Countless newspaper and TV interviews followed, and with them the reactions of her congregation.
“That was a very hard week - it was a small market town and everybody knew me,” she said. “But the town supported me then, and they’re still supporting me now.”
Throughout it all Rev Jones said it was her faith that carried her through.
“However bad it got, however strange it got, I did really believe there was a God who cared about me, who knew me, and one day it would all be okay. That gave me the context I needed for my life.”
It’s that courage she hopes to convey to others through the new exhibition in Sheffield.
“I’ve never seen anything like this exhibition before and I think the people featured within it are awesome - fantastic role models.
“This project is so important because someone, somewhere, right now, will be thinking about telling their mum, dad, brother, sister, friends about issues like this.
“If they and their families can see some of the fabulous people in the booklet and read some of the positive experiences outlined, it has to make it easier.”
The Living My Life project, over two floors in The Workstation, is made up of a photography exhibition and booklet, providing guidance for people who identify themselves as trans or who are beginning to explore their gender identity.
The booklet is available through the Centre for HIV and Sexual Health.
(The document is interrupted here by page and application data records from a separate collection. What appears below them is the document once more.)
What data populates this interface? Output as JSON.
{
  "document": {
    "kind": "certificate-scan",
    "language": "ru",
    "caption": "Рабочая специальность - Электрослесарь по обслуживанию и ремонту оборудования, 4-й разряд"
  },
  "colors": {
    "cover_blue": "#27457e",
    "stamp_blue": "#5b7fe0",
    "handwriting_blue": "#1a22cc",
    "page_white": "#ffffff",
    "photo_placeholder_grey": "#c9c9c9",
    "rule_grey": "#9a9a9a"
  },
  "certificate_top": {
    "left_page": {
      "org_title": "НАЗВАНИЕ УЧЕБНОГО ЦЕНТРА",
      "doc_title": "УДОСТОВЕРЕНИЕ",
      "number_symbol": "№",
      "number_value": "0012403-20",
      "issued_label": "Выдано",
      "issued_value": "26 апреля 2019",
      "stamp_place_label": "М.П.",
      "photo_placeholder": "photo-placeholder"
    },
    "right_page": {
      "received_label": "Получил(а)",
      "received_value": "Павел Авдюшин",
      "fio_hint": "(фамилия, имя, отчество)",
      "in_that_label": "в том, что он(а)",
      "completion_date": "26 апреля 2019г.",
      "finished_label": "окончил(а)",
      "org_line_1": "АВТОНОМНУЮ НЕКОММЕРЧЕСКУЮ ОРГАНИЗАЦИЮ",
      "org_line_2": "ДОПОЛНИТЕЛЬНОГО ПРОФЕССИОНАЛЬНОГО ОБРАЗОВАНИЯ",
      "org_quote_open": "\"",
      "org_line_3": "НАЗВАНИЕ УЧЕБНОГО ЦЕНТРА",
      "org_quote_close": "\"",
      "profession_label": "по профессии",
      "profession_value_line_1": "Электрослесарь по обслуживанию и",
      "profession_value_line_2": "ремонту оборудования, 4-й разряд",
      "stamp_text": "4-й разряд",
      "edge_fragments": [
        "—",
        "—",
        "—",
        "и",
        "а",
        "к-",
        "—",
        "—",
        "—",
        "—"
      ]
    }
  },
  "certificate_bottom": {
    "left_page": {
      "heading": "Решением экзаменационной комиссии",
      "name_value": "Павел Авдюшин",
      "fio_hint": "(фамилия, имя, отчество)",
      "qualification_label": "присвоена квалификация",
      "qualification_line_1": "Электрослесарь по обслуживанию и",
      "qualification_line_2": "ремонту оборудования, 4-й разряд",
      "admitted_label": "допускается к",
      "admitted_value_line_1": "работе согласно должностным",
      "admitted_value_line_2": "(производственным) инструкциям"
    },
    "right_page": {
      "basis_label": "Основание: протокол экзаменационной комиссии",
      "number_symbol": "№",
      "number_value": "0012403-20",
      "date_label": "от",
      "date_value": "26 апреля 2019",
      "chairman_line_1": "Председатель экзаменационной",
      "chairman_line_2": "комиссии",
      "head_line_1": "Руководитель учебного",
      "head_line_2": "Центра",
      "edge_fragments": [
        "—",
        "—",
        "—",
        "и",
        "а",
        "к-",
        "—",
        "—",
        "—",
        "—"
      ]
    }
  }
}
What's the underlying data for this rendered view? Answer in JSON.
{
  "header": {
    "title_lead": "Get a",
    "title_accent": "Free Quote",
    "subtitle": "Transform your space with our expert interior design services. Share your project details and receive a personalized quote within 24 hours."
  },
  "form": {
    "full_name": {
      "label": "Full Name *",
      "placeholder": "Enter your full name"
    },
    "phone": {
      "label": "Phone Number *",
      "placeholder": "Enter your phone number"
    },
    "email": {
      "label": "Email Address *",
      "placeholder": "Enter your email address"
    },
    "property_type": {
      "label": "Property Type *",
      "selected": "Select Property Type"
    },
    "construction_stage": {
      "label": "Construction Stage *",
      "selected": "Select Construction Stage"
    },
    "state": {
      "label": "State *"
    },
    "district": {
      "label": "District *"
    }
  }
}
Visit www.sexualhealthsheffield.nhs.uk for more information.
‘We can be proud of our bodies and feel sexy’
AMONG the faces smiling out from the wall at The Workstation’s Living My Life photography exhibition is local man Lee Gale.
The 21-year-old from Heeley in Sheffield provided input to the project as it developed, and was an influential voice thanks to his work setting up the TransBareAll organisation, which works with the trans community to help them accept their bodies and live fulfilling lives.
He knows exactly the kind of issues they face - because he was born a girl.
It was around 10 years ago that he started thinking about making the change, culminating in a hysterectomy procedure in November 2009.
Medically and emotionally, Lee now feels his transition is complete and is keen to support other people as they explore their gender identity and come to terms with the impact of the changes both mentally and physically.
He said: “It all started about three years ago when me and a couple of friends decided we wanted to put together a trans man calendar - something to show we could be proud of our bodies and feel sexy.
“Everyone who took part came away with a great boost to their confidence and a greater idea of who they were.
“It became obvious there was nowhere the trans community could meet to talk about their surgery or about things like sex and intimacy. What followed from that was our first retreat, over a weekend, which saw about 20 trans guys come together and share their experiences.”
Lee said he is thrilled to have be involved in the Living My Life project and the positive message it is working to put across.
“When I first started transforming there was a bit of stuff on the internet, but it was just starting out,” he said.
“This information booklet will be great for people who are in the situation I was.
“It is a long awaited resource and the information is easy to read, inclusive and so valuable to someone exploring of questioning their gender identity.
“Trans issues are still very unknown or misunderstood in the wider community so having a resource like this will make accessing information and help so much easier for trans people.
“The photography exhibition is really important too - if people who are trans, or who are starting to explore that idea, can see these happy, smiley faces they will realise it can be a positive experience.
“They might be going through having to come out to family and friends, or trying to access treatment in the health service, and all sorts of other things that can be very stressful.
“But to have this project celebrating and showing off the diversity of the trans community, and providing such useful information and advice, should really help and support them as they go through it.”